Following any adjustments to the project rankings as a result of reconsideration, the Administrator will select projects for funding in rank order. If funds remain after funding the highest ranking application, RUS may fund all or part of the next highest ranking application. RUS will advise an applicant if it cannot fully fund a grant request.

The Administrator may decide based on the recommendations of the rating panel or in her sole discretion that a grant award may be made fully or partially contingent upon the applicant satisfying certain conditions or providing additional information and analyses. For example, RUS may defer approving a final award to a selected project—such as projects requiring more extensive environmental review and mitigation, preparation of detailed site specific engineering studies and designs, or requiring local permitting, or availability of supplemental financing—until any additional conditions are satisfied. In the event that a selected applicant fails to comply with the additional conditions within the time set by RUS, the selection will be vacated and the next ranking project will be considered.

If a selected applicant turns down a grant award offer, or fails to conclude a grant agreement acceptable to RUS, or to provide required information requested by RUS within the time period established in the notification of selection for grant award, the RUS Administrator may select for funding the next highest ranking application submitted in response to this NOFA. If funds remain after all selections have been made, remaining funds will be carried over and made available in future awards under the High Energy Cost Grant Programs.

RUS will notify each Applicant in writing whether or not it has been selected for an award. RUS's written notice to a successful applicant of the amount of the grant award based on the approved application will constitute RUS's preliminary approval, subject to compliance with all post-selection requirements including but not limited to completion of any environmental reviews and negotiation and execution of a grant agreement satisfactory to RUS. Preliminary approval does not bind the Government to making a final grant award. Only a final grant award and agreement executed by the Administrator will constitute a binding obligation and commitment of Federal funds. Funds will not be awarded or disbursed until all requirements have been satisfied. RUS will advise selected applicants of additional requirements or conditions.

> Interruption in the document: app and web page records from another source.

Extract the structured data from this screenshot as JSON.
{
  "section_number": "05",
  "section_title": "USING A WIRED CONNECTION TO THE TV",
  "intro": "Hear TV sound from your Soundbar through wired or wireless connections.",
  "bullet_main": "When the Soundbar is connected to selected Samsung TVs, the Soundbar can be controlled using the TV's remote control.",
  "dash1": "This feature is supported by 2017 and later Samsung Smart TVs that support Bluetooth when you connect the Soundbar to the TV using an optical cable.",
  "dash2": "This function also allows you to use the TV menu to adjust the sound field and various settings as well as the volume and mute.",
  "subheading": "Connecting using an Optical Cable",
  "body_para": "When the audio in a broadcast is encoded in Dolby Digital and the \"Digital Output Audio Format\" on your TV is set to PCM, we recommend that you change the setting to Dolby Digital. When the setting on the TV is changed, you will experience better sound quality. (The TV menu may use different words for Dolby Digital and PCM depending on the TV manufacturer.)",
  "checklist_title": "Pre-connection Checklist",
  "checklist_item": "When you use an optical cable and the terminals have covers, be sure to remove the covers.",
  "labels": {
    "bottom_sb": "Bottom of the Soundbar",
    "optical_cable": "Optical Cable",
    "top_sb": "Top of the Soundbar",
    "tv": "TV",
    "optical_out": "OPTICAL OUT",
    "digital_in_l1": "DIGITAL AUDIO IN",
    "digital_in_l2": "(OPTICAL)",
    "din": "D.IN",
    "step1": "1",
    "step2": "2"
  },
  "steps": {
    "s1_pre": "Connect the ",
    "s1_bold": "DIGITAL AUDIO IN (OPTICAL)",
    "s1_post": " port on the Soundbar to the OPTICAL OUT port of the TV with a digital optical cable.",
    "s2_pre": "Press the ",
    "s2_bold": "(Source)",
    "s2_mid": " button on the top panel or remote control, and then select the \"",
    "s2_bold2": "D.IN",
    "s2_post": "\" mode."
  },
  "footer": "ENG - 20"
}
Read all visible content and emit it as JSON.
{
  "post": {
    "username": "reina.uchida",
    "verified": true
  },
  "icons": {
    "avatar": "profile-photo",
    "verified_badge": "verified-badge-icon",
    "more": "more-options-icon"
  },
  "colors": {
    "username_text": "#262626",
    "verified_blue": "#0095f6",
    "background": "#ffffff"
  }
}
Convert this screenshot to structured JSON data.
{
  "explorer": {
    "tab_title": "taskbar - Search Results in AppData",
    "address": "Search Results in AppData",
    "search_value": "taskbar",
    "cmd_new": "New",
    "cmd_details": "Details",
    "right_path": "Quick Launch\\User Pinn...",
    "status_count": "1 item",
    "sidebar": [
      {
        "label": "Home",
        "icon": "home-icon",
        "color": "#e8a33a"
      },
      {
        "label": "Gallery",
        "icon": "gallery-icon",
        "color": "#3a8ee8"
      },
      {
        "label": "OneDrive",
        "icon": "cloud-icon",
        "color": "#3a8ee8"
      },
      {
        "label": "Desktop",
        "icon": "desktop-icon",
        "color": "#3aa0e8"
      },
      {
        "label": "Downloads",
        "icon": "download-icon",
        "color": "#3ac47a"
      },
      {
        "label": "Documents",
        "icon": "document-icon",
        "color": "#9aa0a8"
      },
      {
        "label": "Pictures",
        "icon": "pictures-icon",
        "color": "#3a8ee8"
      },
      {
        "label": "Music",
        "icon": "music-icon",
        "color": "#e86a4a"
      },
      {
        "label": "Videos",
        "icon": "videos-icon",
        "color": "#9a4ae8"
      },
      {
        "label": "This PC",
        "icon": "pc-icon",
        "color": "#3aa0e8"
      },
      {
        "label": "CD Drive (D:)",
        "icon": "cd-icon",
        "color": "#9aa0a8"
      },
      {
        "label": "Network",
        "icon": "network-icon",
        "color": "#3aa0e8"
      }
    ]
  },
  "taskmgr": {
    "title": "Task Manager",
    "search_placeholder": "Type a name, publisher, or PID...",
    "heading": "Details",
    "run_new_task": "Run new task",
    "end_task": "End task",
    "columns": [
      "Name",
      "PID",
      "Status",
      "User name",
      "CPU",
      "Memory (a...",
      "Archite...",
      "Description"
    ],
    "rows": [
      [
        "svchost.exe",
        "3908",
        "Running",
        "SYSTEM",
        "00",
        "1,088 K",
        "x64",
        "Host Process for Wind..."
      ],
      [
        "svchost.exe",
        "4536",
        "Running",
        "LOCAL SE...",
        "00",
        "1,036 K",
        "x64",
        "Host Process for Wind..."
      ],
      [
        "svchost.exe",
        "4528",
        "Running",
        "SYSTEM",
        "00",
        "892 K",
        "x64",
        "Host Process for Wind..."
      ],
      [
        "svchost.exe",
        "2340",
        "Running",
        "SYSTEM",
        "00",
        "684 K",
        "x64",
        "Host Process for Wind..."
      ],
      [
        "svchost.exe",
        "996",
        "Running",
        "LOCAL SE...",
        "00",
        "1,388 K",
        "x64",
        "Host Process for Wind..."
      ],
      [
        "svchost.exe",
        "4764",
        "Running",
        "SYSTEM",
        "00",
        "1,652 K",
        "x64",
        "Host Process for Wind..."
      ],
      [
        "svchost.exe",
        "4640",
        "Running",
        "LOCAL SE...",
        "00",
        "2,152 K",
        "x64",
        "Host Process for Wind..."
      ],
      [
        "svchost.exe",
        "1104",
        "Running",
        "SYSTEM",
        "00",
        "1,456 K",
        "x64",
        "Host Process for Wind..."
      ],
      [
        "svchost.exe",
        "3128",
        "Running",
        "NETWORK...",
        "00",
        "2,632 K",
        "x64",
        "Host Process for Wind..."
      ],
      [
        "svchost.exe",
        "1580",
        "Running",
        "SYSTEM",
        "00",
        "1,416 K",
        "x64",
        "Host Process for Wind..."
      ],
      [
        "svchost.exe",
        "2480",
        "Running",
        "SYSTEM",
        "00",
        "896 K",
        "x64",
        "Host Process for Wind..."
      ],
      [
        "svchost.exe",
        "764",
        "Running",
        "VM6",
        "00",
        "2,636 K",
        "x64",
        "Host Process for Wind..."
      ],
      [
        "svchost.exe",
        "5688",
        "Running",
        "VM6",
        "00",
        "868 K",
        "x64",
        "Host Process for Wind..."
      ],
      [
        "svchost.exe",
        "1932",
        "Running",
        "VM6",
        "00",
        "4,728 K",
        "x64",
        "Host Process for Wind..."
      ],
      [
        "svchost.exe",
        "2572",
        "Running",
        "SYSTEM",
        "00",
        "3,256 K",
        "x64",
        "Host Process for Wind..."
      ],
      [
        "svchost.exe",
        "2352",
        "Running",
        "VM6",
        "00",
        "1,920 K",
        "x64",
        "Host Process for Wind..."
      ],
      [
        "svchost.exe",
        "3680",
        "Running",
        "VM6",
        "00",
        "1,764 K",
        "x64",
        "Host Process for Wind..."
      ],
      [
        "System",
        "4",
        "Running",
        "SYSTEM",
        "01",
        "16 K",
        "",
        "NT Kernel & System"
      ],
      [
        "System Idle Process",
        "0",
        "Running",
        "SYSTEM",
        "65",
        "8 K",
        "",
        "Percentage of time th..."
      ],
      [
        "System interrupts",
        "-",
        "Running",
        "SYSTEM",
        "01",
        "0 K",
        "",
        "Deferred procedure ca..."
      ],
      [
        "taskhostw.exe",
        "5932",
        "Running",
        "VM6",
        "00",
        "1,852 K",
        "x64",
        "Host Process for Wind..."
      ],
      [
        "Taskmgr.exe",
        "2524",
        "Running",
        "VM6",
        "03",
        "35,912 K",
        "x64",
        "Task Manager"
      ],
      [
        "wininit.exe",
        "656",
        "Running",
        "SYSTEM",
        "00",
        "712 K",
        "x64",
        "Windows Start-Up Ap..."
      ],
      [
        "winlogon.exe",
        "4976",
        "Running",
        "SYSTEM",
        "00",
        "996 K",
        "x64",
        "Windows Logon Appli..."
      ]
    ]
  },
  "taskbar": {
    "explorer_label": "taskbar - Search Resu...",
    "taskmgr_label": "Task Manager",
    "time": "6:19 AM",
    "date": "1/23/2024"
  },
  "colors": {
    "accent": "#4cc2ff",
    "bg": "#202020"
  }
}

Adjustments to Funding

RUS reserves the right to fund less than the full amount requested in a grant application to ensure the fair distribution of the funds and to ensure that the purposes of a specific program are met. RUS will not fund any portion of a grant request that is not eligible for funding under Federal statutory or regulatory requirements; that does not meet the requirements of this NOFA, or that may duplicate other RUS funded activities, including electric loans. Only the eligible portions of a successful grant application will be funded.

Grant assistance cannot exceed the lower of:

(a) The qualifying percentage of eligible project costs requested by the Applicant; or

(b) The minimum amount sufficient to provide for the economic feasibility of the project as determined by RUS.

Other Grantee Requirements

RUS will notify successful grantees of their selection. Successful applicants will be required to execute a grant agreement acceptable to RUS and complete additional grant forms and certifications required by USDA. The grantee will provide periodic financial and performance reports as required by RUS and submit a final project performance report. Depending on the nature of the activities proposed by the application, the grantee may be asked to provide information and certifications necessary for compliance with RUS environmental policy regulations and procedures at 7 CFR part 1794.

RUS will require each successful applicant to agree to the specific terms of each grant agreement, a project budget, and other RUS requirements. In cases where RUS cannot successfully conclude negotiations with a selected applicant or a selected applicant fails to provide RUS with requested information within the time specified, an award will not be made to that applicant. The selection will be revoked and RUS may offer an award to the next highest ranking applicant, and proceed with negotiations w